● **Exercise objective**
Exclude the pictures; give every entry again exactly as written.

● **Records supplied**
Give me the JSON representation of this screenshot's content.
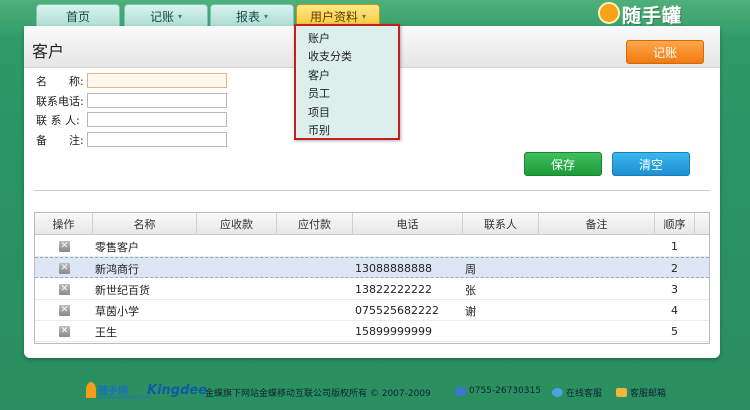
{
  "nav": {
    "tabs": [
      {
        "label": "首页",
        "caret": ""
      },
      {
        "label": "记账",
        "caret": "▾"
      },
      {
        "label": "报表",
        "caret": "▾"
      },
      {
        "label": "用户资料",
        "caret": "▾"
      }
    ],
    "brand": "随手罐"
  },
  "dropdown": {
    "items": [
      "账户",
      "收支分类",
      "客户",
      "员工",
      "项目",
      "币别"
    ]
  },
  "page": {
    "title": "客户",
    "jizhang_button": "记账"
  },
  "form": {
    "name_label": "名　　称:",
    "phone_label": "联系电话:",
    "contact_label": "联 系 人:",
    "note_label": "备　　注:",
    "save_button": "保存",
    "clear_button": "清空"
  },
  "grid": {
    "columns": [
      "操作",
      "名称",
      "应收款",
      "应付款",
      "电话",
      "联系人",
      "备注",
      "顺序"
    ],
    "rows": [
      {
        "name": "零售客户",
        "phone": "",
        "contact": "",
        "order": "1"
      },
      {
        "name": "新鸿商行",
        "phone": "13088888888",
        "contact": "周",
        "order": "2"
      },
      {
        "name": "新世纪百货",
        "phone": "13822222222",
        "contact": "张",
        "order": "3"
      },
      {
        "name": "草茵小学",
        "phone": "075525682222",
        "contact": "谢",
        "order": "4"
      },
      {
        "name": "王生",
        "phone": "15899999999",
        "contact": "",
        "order": "5"
      }
    ]
  },
  "footer": {
    "logo_name": "随手网",
    "logo_sub": "suishouwang.com",
    "kingdee": "Kingdee",
    "copyright": "金蝶旗下网站金蝶移动互联公司版权所有 © 2007-2009",
    "phone": "0755-26730315",
    "online_service": "在线客服",
    "email_service": "客服邮箱"
  }
}
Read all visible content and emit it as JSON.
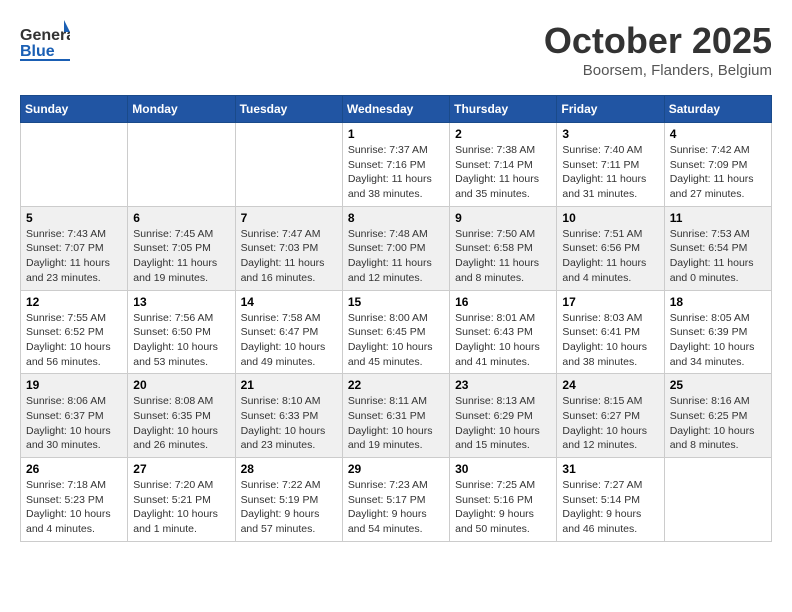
{
  "header": {
    "logo_general": "General",
    "logo_blue": "Blue",
    "month_title": "October 2025",
    "location": "Boorsem, Flanders, Belgium"
  },
  "weekdays": [
    "Sunday",
    "Monday",
    "Tuesday",
    "Wednesday",
    "Thursday",
    "Friday",
    "Saturday"
  ],
  "weeks": [
    [
      {
        "day": "",
        "info": ""
      },
      {
        "day": "",
        "info": ""
      },
      {
        "day": "",
        "info": ""
      },
      {
        "day": "1",
        "info": "Sunrise: 7:37 AM\nSunset: 7:16 PM\nDaylight: 11 hours\nand 38 minutes."
      },
      {
        "day": "2",
        "info": "Sunrise: 7:38 AM\nSunset: 7:14 PM\nDaylight: 11 hours\nand 35 minutes."
      },
      {
        "day": "3",
        "info": "Sunrise: 7:40 AM\nSunset: 7:11 PM\nDaylight: 11 hours\nand 31 minutes."
      },
      {
        "day": "4",
        "info": "Sunrise: 7:42 AM\nSunset: 7:09 PM\nDaylight: 11 hours\nand 27 minutes."
      }
    ],
    [
      {
        "day": "5",
        "info": "Sunrise: 7:43 AM\nSunset: 7:07 PM\nDaylight: 11 hours\nand 23 minutes."
      },
      {
        "day": "6",
        "info": "Sunrise: 7:45 AM\nSunset: 7:05 PM\nDaylight: 11 hours\nand 19 minutes."
      },
      {
        "day": "7",
        "info": "Sunrise: 7:47 AM\nSunset: 7:03 PM\nDaylight: 11 hours\nand 16 minutes."
      },
      {
        "day": "8",
        "info": "Sunrise: 7:48 AM\nSunset: 7:00 PM\nDaylight: 11 hours\nand 12 minutes."
      },
      {
        "day": "9",
        "info": "Sunrise: 7:50 AM\nSunset: 6:58 PM\nDaylight: 11 hours\nand 8 minutes."
      },
      {
        "day": "10",
        "info": "Sunrise: 7:51 AM\nSunset: 6:56 PM\nDaylight: 11 hours\nand 4 minutes."
      },
      {
        "day": "11",
        "info": "Sunrise: 7:53 AM\nSunset: 6:54 PM\nDaylight: 11 hours\nand 0 minutes."
      }
    ],
    [
      {
        "day": "12",
        "info": "Sunrise: 7:55 AM\nSunset: 6:52 PM\nDaylight: 10 hours\nand 56 minutes."
      },
      {
        "day": "13",
        "info": "Sunrise: 7:56 AM\nSunset: 6:50 PM\nDaylight: 10 hours\nand 53 minutes."
      },
      {
        "day": "14",
        "info": "Sunrise: 7:58 AM\nSunset: 6:47 PM\nDaylight: 10 hours\nand 49 minutes."
      },
      {
        "day": "15",
        "info": "Sunrise: 8:00 AM\nSunset: 6:45 PM\nDaylight: 10 hours\nand 45 minutes."
      },
      {
        "day": "16",
        "info": "Sunrise: 8:01 AM\nSunset: 6:43 PM\nDaylight: 10 hours\nand 41 minutes."
      },
      {
        "day": "17",
        "info": "Sunrise: 8:03 AM\nSunset: 6:41 PM\nDaylight: 10 hours\nand 38 minutes."
      },
      {
        "day": "18",
        "info": "Sunrise: 8:05 AM\nSunset: 6:39 PM\nDaylight: 10 hours\nand 34 minutes."
      }
    ],
    [
      {
        "day": "19",
        "info": "Sunrise: 8:06 AM\nSunset: 6:37 PM\nDaylight: 10 hours\nand 30 minutes."
      },
      {
        "day": "20",
        "info": "Sunrise: 8:08 AM\nSunset: 6:35 PM\nDaylight: 10 hours\nand 26 minutes."
      },
      {
        "day": "21",
        "info": "Sunrise: 8:10 AM\nSunset: 6:33 PM\nDaylight: 10 hours\nand 23 minutes."
      },
      {
        "day": "22",
        "info": "Sunrise: 8:11 AM\nSunset: 6:31 PM\nDaylight: 10 hours\nand 19 minutes."
      },
      {
        "day": "23",
        "info": "Sunrise: 8:13 AM\nSunset: 6:29 PM\nDaylight: 10 hours\nand 15 minutes."
      },
      {
        "day": "24",
        "info": "Sunrise: 8:15 AM\nSunset: 6:27 PM\nDaylight: 10 hours\nand 12 minutes."
      },
      {
        "day": "25",
        "info": "Sunrise: 8:16 AM\nSunset: 6:25 PM\nDaylight: 10 hours\nand 8 minutes."
      }
    ],
    [
      {
        "day": "26",
        "info": "Sunrise: 7:18 AM\nSunset: 5:23 PM\nDaylight: 10 hours\nand 4 minutes."
      },
      {
        "day": "27",
        "info": "Sunrise: 7:20 AM\nSunset: 5:21 PM\nDaylight: 10 hours\nand 1 minute."
      },
      {
        "day": "28",
        "info": "Sunrise: 7:22 AM\nSunset: 5:19 PM\nDaylight: 9 hours\nand 57 minutes."
      },
      {
        "day": "29",
        "info": "Sunrise: 7:23 AM\nSunset: 5:17 PM\nDaylight: 9 hours\nand 54 minutes."
      },
      {
        "day": "30",
        "info": "Sunrise: 7:25 AM\nSunset: 5:16 PM\nDaylight: 9 hours\nand 50 minutes."
      },
      {
        "day": "31",
        "info": "Sunrise: 7:27 AM\nSunset: 5:14 PM\nDaylight: 9 hours\nand 46 minutes."
      },
      {
        "day": "",
        "info": ""
      }
    ]
  ]
}
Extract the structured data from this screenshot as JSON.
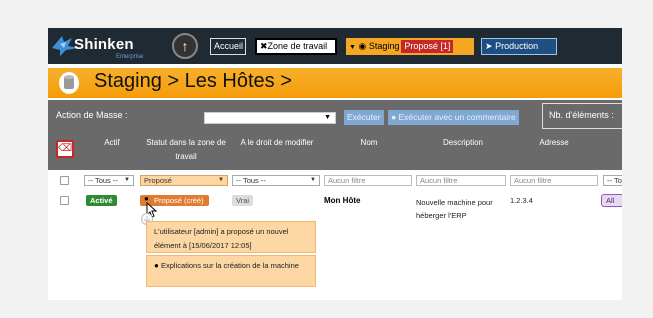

● **Task output**
Give me the JSON representation of this screenshot's content.
{
  "nav": {
    "tabs": [
      {
        "label": "首页",
        "caret": ""
      },
      {
        "label": "记账",
        "caret": "▾"
      },
      {
        "label": "报表",
        "caret": "▾"
      },
      {
        "label": "用户资料",
        "caret": "▾"
      }
    ],
    "brand": "随手罐"
  },
  "dropdown": {
    "items": [
      "账户",
      "收支分类",
      "客户",
      "员工",
      "项目",
      "币别"
    ]
  },
  "page": {
    "title": "客户",
    "jizhang_button": "记账"
  },
  "form": {
    "name_label": "名　　称:",
    "phone_label": "联系电话:",
    "contact_label": "联 系 人:",
    "note_label": "备　　注:",
    "save_button": "保存",
    "clear_button": "清空"
  },
  "grid": {
    "columns": [
      "操作",
      "名称",
      "应收款",
      "应付款",
      "电话",
      "联系人",
      "备注",
      "顺序"
    ],
    "rows": [
      {
        "name": "零售客户",
        "phone": "",
        "contact": "",
        "order": "1"
      },
      {
        "name": "新鸿商行",
        "phone": "13088888888",
        "contact": "周",
        "order": "2"
      },
      {
        "name": "新世纪百货",
        "phone": "13822222222",
        "contact": "张",
        "order": "3"
      },
      {
        "name": "草茵小学",
        "phone": "075525682222",
        "contact": "谢",
        "order": "4"
      },
      {
        "name": "王生",
        "phone": "15899999999",
        "contact": "",
        "order": "5"
      }
    ]
  },
  "footer": {
    "logo_name": "随手网",
    "logo_sub": "suishouwang.com",
    "kingdee": "Kingdee",
    "copyright": "金蝶旗下网站金蝶移动互联公司版权所有 © 2007-2009",
    "phone": "0755-26730315",
    "online_service": "在线客服",
    "email_service": "客服邮箱"
  }
}
Read all visible content and emit it as JSON.
{
  "header": {
    "logo_general": "General",
    "logo_blue": "Blue",
    "month_title": "October 2025",
    "location": "Boorsem, Flanders, Belgium"
  },
  "weekdays": [
    "Sunday",
    "Monday",
    "Tuesday",
    "Wednesday",
    "Thursday",
    "Friday",
    "Saturday"
  ],
  "weeks": [
    [
      {
        "day": "",
        "info": ""
      },
      {
        "day": "",
        "info": ""
      },
      {
        "day": "",
        "info": ""
      },
      {
        "day": "1",
        "info": "Sunrise: 7:37 AM\nSunset: 7:16 PM\nDaylight: 11 hours\nand 38 minutes."
      },
      {
        "day": "2",
        "info": "Sunrise: 7:38 AM\nSunset: 7:14 PM\nDaylight: 11 hours\nand 35 minutes."
      },
      {
        "day": "3",
        "info": "Sunrise: 7:40 AM\nSunset: 7:11 PM\nDaylight: 11 hours\nand 31 minutes."
      },
      {
        "day": "4",
        "info": "Sunrise: 7:42 AM\nSunset: 7:09 PM\nDaylight: 11 hours\nand 27 minutes."
      }
    ],
    [
      {
        "day": "5",
        "info": "Sunrise: 7:43 AM\nSunset: 7:07 PM\nDaylight: 11 hours\nand 23 minutes."
      },
      {
        "day": "6",
        "info": "Sunrise: 7:45 AM\nSunset: 7:05 PM\nDaylight: 11 hours\nand 19 minutes."
      },
      {
        "day": "7",
        "info": "Sunrise: 7:47 AM\nSunset: 7:03 PM\nDaylight: 11 hours\nand 16 minutes."
      },
      {
        "day": "8",
        "info": "Sunrise: 7:48 AM\nSunset: 7:00 PM\nDaylight: 11 hours\nand 12 minutes."
      },
      {
        "day": "9",
        "info": "Sunrise: 7:50 AM\nSunset: 6:58 PM\nDaylight: 11 hours\nand 8 minutes."
      },
      {
        "day": "10",
        "info": "Sunrise: 7:51 AM\nSunset: 6:56 PM\nDaylight: 11 hours\nand 4 minutes."
      },
      {
        "day": "11",
        "info": "Sunrise: 7:53 AM\nSunset: 6:54 PM\nDaylight: 11 hours\nand 0 minutes."
      }
    ],
    [
      {
        "day": "12",
        "info": "Sunrise: 7:55 AM\nSunset: 6:52 PM\nDaylight: 10 hours\nand 56 minutes."
      },
      {
        "day": "13",
        "info": "Sunrise: 7:56 AM\nSunset: 6:50 PM\nDaylight: 10 hours\nand 53 minutes."
      },
      {
        "day": "14",
        "info": "Sunrise: 7:58 AM\nSunset: 6:47 PM\nDaylight: 10 hours\nand 49 minutes."
      },
      {
        "day": "15",
        "info": "Sunrise: 8:00 AM\nSunset: 6:45 PM\nDaylight: 10 hours\nand 45 minutes."
      },
      {
        "day": "16",
        "info": "Sunrise: 8:01 AM\nSunset: 6:43 PM\nDaylight: 10 hours\nand 41 minutes."
      },
      {
        "day": "17",
        "info": "Sunrise: 8:03 AM\nSunset: 6:41 PM\nDaylight: 10 hours\nand 38 minutes."
      },
      {
        "day": "18",
        "info": "Sunrise: 8:05 AM\nSunset: 6:39 PM\nDaylight: 10 hours\nand 34 minutes."
      }
    ],
    [
      {
        "day": "19",
        "info": "Sunrise: 8:06 AM\nSunset: 6:37 PM\nDaylight: 10 hours\nand 30 minutes."
      },
      {
        "day": "20",
        "info": "Sunrise: 8:08 AM\nSunset: 6:35 PM\nDaylight: 10 hours\nand 26 minutes."
      },
      {
        "day": "21",
        "info": "Sunrise: 8:10 AM\nSunset: 6:33 PM\nDaylight: 10 hours\nand 23 minutes."
      },
      {
        "day": "22",
        "info": "Sunrise: 8:11 AM\nSunset: 6:31 PM\nDaylight: 10 hours\nand 19 minutes."
      },
      {
        "day": "23",
        "info": "Sunrise: 8:13 AM\nSunset: 6:29 PM\nDaylight: 10 hours\nand 15 minutes."
      },
      {
        "day": "24",
        "info": "Sunrise: 8:15 AM\nSunset: 6:27 PM\nDaylight: 10 hours\nand 12 minutes."
      },
      {
        "day": "25",
        "info": "Sunrise: 8:16 AM\nSunset: 6:25 PM\nDaylight: 10 hours\nand 8 minutes."
      }
    ],
    [
      {
        "day": "26",
        "info": "Sunrise: 7:18 AM\nSunset: 5:23 PM\nDaylight: 10 hours\nand 4 minutes."
      },
      {
        "day": "27",
        "info": "Sunrise: 7:20 AM\nSunset: 5:21 PM\nDaylight: 10 hours\nand 1 minute."
      },
      {
        "day": "28",
        "info": "Sunrise: 7:22 AM\nSunset: 5:19 PM\nDaylight: 9 hours\nand 57 minutes."
      },
      {
        "day": "29",
        "info": "Sunrise: 7:23 AM\nSunset: 5:17 PM\nDaylight: 9 hours\nand 54 minutes."
      },
      {
        "day": "30",
        "info": "Sunrise: 7:25 AM\nSunset: 5:16 PM\nDaylight: 9 hours\nand 50 minutes."
      },
      {
        "day": "31",
        "info": "Sunrise: 7:27 AM\nSunset: 5:14 PM\nDaylight: 9 hours\nand 46 minutes."
      },
      {
        "day": "",
        "info": ""
      }
    ]
  ]
}
Extract the structured data from this screenshot as JSON.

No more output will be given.